→ **Task statement**
Your task is to set down the records below again, exactly.

→ **Study material**
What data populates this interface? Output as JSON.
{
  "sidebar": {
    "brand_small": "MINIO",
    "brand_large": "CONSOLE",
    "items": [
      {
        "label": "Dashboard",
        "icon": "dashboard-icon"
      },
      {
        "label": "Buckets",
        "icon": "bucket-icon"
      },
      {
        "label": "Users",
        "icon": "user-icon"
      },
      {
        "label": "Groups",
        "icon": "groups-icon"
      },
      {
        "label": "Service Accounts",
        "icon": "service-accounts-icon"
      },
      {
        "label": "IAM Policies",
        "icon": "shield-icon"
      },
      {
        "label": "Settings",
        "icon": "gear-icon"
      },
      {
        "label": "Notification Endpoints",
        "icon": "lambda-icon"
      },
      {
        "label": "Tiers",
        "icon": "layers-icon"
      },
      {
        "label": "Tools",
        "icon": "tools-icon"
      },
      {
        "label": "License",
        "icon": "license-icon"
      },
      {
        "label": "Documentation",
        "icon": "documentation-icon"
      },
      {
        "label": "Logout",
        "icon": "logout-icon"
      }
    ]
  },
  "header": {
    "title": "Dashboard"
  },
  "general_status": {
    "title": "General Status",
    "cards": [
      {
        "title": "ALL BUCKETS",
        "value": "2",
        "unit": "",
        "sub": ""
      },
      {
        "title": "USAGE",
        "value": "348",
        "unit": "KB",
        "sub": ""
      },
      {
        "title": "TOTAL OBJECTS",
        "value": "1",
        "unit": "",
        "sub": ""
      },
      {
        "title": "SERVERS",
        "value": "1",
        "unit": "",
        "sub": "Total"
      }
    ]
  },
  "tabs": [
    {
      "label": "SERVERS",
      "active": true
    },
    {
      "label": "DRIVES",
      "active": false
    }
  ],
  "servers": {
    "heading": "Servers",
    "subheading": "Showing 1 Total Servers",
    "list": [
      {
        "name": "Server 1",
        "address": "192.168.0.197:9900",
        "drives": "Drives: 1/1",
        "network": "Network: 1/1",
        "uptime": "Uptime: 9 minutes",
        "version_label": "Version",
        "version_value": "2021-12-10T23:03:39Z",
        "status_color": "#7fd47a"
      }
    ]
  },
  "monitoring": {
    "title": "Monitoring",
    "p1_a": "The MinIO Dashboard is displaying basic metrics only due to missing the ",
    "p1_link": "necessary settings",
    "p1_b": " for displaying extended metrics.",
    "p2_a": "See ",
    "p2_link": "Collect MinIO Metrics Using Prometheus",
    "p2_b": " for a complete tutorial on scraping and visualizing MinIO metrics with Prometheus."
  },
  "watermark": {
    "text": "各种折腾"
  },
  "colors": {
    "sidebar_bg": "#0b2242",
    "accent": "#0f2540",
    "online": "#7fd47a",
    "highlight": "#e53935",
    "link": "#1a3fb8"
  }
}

→ **Answer area**
What data populates this interface? Output as JSON.
{
  "sidebar": {
    "brand_small": "MINIO",
    "brand_large": "CONSOLE",
    "items": [
      {
        "label": "Dashboard",
        "icon": "dashboard-icon"
      },
      {
        "label": "Buckets",
        "icon": "bucket-icon"
      },
      {
        "label": "Users",
        "icon": "user-icon"
      },
      {
        "label": "Groups",
        "icon": "groups-icon"
      },
      {
        "label": "Service Accounts",
        "icon": "service-accounts-icon"
      },
      {
        "label": "IAM Policies",
        "icon": "shield-icon"
      },
      {
        "label": "Settings",
        "icon": "gear-icon"
      },
      {
        "label": "Notification Endpoints",
        "icon": "lambda-icon"
      },
      {
        "label": "Tiers",
        "icon": "layers-icon"
      },
      {
        "label": "Tools",
        "icon": "tools-icon"
      },
      {
        "label": "License",
        "icon": "license-icon"
      },
      {
        "label": "Documentation",
        "icon": "documentation-icon"
      },
      {
        "label": "Logout",
        "icon": "logout-icon"
      }
    ]
  },
  "header": {
    "title": "Dashboard"
  },
  "general_status": {
    "title": "General Status",
    "cards": [
      {
        "title": "ALL BUCKETS",
        "value": "2",
        "unit": "",
        "sub": ""
      },
      {
        "title": "USAGE",
        "value": "348",
        "unit": "KB",
        "sub": ""
      },
      {
        "title": "TOTAL OBJECTS",
        "value": "1",
        "unit": "",
        "sub": ""
      },
      {
        "title": "SERVERS",
        "value": "1",
        "unit": "",
        "sub": "Total"
      }
    ]
  },
  "tabs": [
    {
      "label": "SERVERS",
      "active": true
    },
    {
      "label": "DRIVES",
      "active": false
    }
  ],
  "servers": {
    "heading": "Servers",
    "subheading": "Showing 1 Total Servers",
    "list": [
      {
        "name": "Server 1",
        "address": "192.168.0.197:9900",
        "drives": "Drives: 1/1",
        "network": "Network: 1/1",
        "uptime": "Uptime: 9 minutes",
        "version_label": "Version",
        "version_value": "2021-12-10T23:03:39Z",
        "status_color": "#7fd47a"
      }
    ]
  },
  "monitoring": {
    "title": "Monitoring",
    "p1_a": "The MinIO Dashboard is displaying basic metrics only due to missing the ",
    "p1_link": "necessary settings",
    "p1_b": " for displaying extended metrics.",
    "p2_a": "See ",
    "p2_link": "Collect MinIO Metrics Using Prometheus",
    "p2_b": " for a complete tutorial on scraping and visualizing MinIO metrics with Prometheus."
  },
  "watermark": {
    "text": "各种折腾"
  },
  "colors": {
    "sidebar_bg": "#0b2242",
    "accent": "#0f2540",
    "online": "#7fd47a",
    "highlight": "#e53935",
    "link": "#1a3fb8"
  }
}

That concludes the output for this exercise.